DATA TO EXAMINE:
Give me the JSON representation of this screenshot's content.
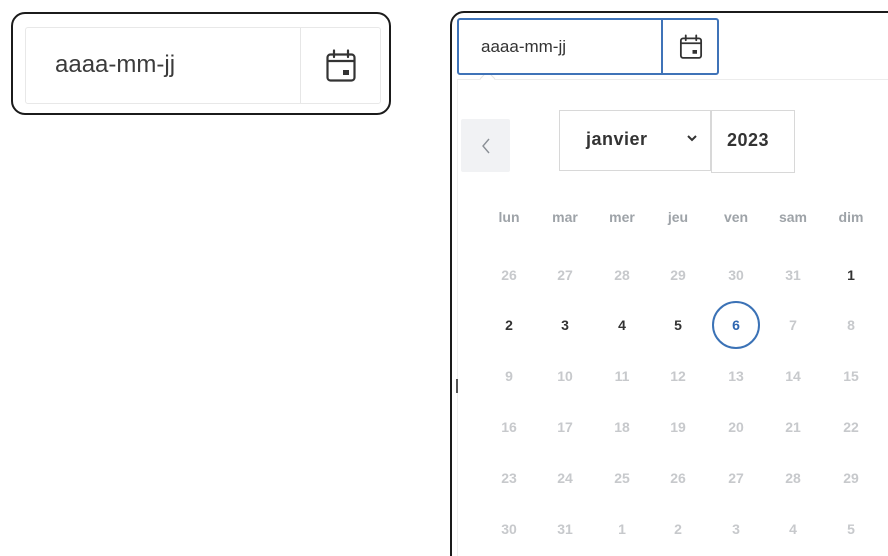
{
  "left_field": {
    "placeholder": "aaaa-mm-jj",
    "icon": "calendar-icon"
  },
  "right_field": {
    "placeholder": "aaaa-mm-jj",
    "icon": "calendar-icon"
  },
  "calendar": {
    "prev_icon": "chevron-left-icon",
    "month": "janvier",
    "year": "2023",
    "weekdays": [
      "lun",
      "mar",
      "mer",
      "jeu",
      "ven",
      "sam",
      "dim"
    ],
    "weeks": [
      [
        {
          "d": "26",
          "s": "outside"
        },
        {
          "d": "27",
          "s": "outside"
        },
        {
          "d": "28",
          "s": "outside"
        },
        {
          "d": "29",
          "s": "outside"
        },
        {
          "d": "30",
          "s": "outside"
        },
        {
          "d": "31",
          "s": "outside"
        },
        {
          "d": "1",
          "s": "inside"
        }
      ],
      [
        {
          "d": "2",
          "s": "inside"
        },
        {
          "d": "3",
          "s": "inside"
        },
        {
          "d": "4",
          "s": "inside"
        },
        {
          "d": "5",
          "s": "inside"
        },
        {
          "d": "6",
          "s": "selected"
        },
        {
          "d": "7",
          "s": "outside"
        },
        {
          "d": "8",
          "s": "outside"
        }
      ],
      [
        {
          "d": "9",
          "s": "outside"
        },
        {
          "d": "10",
          "s": "outside"
        },
        {
          "d": "11",
          "s": "outside"
        },
        {
          "d": "12",
          "s": "outside"
        },
        {
          "d": "13",
          "s": "outside"
        },
        {
          "d": "14",
          "s": "outside"
        },
        {
          "d": "15",
          "s": "outside"
        }
      ],
      [
        {
          "d": "16",
          "s": "outside"
        },
        {
          "d": "17",
          "s": "outside"
        },
        {
          "d": "18",
          "s": "outside"
        },
        {
          "d": "19",
          "s": "outside"
        },
        {
          "d": "20",
          "s": "outside"
        },
        {
          "d": "21",
          "s": "outside"
        },
        {
          "d": "22",
          "s": "outside"
        }
      ],
      [
        {
          "d": "23",
          "s": "outside"
        },
        {
          "d": "24",
          "s": "outside"
        },
        {
          "d": "25",
          "s": "outside"
        },
        {
          "d": "26",
          "s": "outside"
        },
        {
          "d": "27",
          "s": "outside"
        },
        {
          "d": "28",
          "s": "outside"
        },
        {
          "d": "29",
          "s": "outside"
        }
      ],
      [
        {
          "d": "30",
          "s": "outside"
        },
        {
          "d": "31",
          "s": "outside"
        },
        {
          "d": "1",
          "s": "outside"
        },
        {
          "d": "2",
          "s": "outside"
        },
        {
          "d": "3",
          "s": "outside"
        },
        {
          "d": "4",
          "s": "outside"
        },
        {
          "d": "5",
          "s": "outside"
        }
      ]
    ]
  },
  "colors": {
    "accent": "#3b72b6",
    "muted_day": "#c7c9cc",
    "weekday": "#9ea3a8",
    "frame": "#1b1b1b"
  }
}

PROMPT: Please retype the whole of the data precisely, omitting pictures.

ANSWER SECTION:
Give me the JSON representation of this screenshot's content.
{
  "left_field": {
    "placeholder": "aaaa-mm-jj",
    "icon": "calendar-icon"
  },
  "right_field": {
    "placeholder": "aaaa-mm-jj",
    "icon": "calendar-icon"
  },
  "calendar": {
    "prev_icon": "chevron-left-icon",
    "month": "janvier",
    "year": "2023",
    "weekdays": [
      "lun",
      "mar",
      "mer",
      "jeu",
      "ven",
      "sam",
      "dim"
    ],
    "weeks": [
      [
        {
          "d": "26",
          "s": "outside"
        },
        {
          "d": "27",
          "s": "outside"
        },
        {
          "d": "28",
          "s": "outside"
        },
        {
          "d": "29",
          "s": "outside"
        },
        {
          "d": "30",
          "s": "outside"
        },
        {
          "d": "31",
          "s": "outside"
        },
        {
          "d": "1",
          "s": "inside"
        }
      ],
      [
        {
          "d": "2",
          "s": "inside"
        },
        {
          "d": "3",
          "s": "inside"
        },
        {
          "d": "4",
          "s": "inside"
        },
        {
          "d": "5",
          "s": "inside"
        },
        {
          "d": "6",
          "s": "selected"
        },
        {
          "d": "7",
          "s": "outside"
        },
        {
          "d": "8",
          "s": "outside"
        }
      ],
      [
        {
          "d": "9",
          "s": "outside"
        },
        {
          "d": "10",
          "s": "outside"
        },
        {
          "d": "11",
          "s": "outside"
        },
        {
          "d": "12",
          "s": "outside"
        },
        {
          "d": "13",
          "s": "outside"
        },
        {
          "d": "14",
          "s": "outside"
        },
        {
          "d": "15",
          "s": "outside"
        }
      ],
      [
        {
          "d": "16",
          "s": "outside"
        },
        {
          "d": "17",
          "s": "outside"
        },
        {
          "d": "18",
          "s": "outside"
        },
        {
          "d": "19",
          "s": "outside"
        },
        {
          "d": "20",
          "s": "outside"
        },
        {
          "d": "21",
          "s": "outside"
        },
        {
          "d": "22",
          "s": "outside"
        }
      ],
      [
        {
          "d": "23",
          "s": "outside"
        },
        {
          "d": "24",
          "s": "outside"
        },
        {
          "d": "25",
          "s": "outside"
        },
        {
          "d": "26",
          "s": "outside"
        },
        {
          "d": "27",
          "s": "outside"
        },
        {
          "d": "28",
          "s": "outside"
        },
        {
          "d": "29",
          "s": "outside"
        }
      ],
      [
        {
          "d": "30",
          "s": "outside"
        },
        {
          "d": "31",
          "s": "outside"
        },
        {
          "d": "1",
          "s": "outside"
        },
        {
          "d": "2",
          "s": "outside"
        },
        {
          "d": "3",
          "s": "outside"
        },
        {
          "d": "4",
          "s": "outside"
        },
        {
          "d": "5",
          "s": "outside"
        }
      ]
    ]
  },
  "colors": {
    "accent": "#3b72b6",
    "muted_day": "#c7c9cc",
    "weekday": "#9ea3a8",
    "frame": "#1b1b1b"
  }
}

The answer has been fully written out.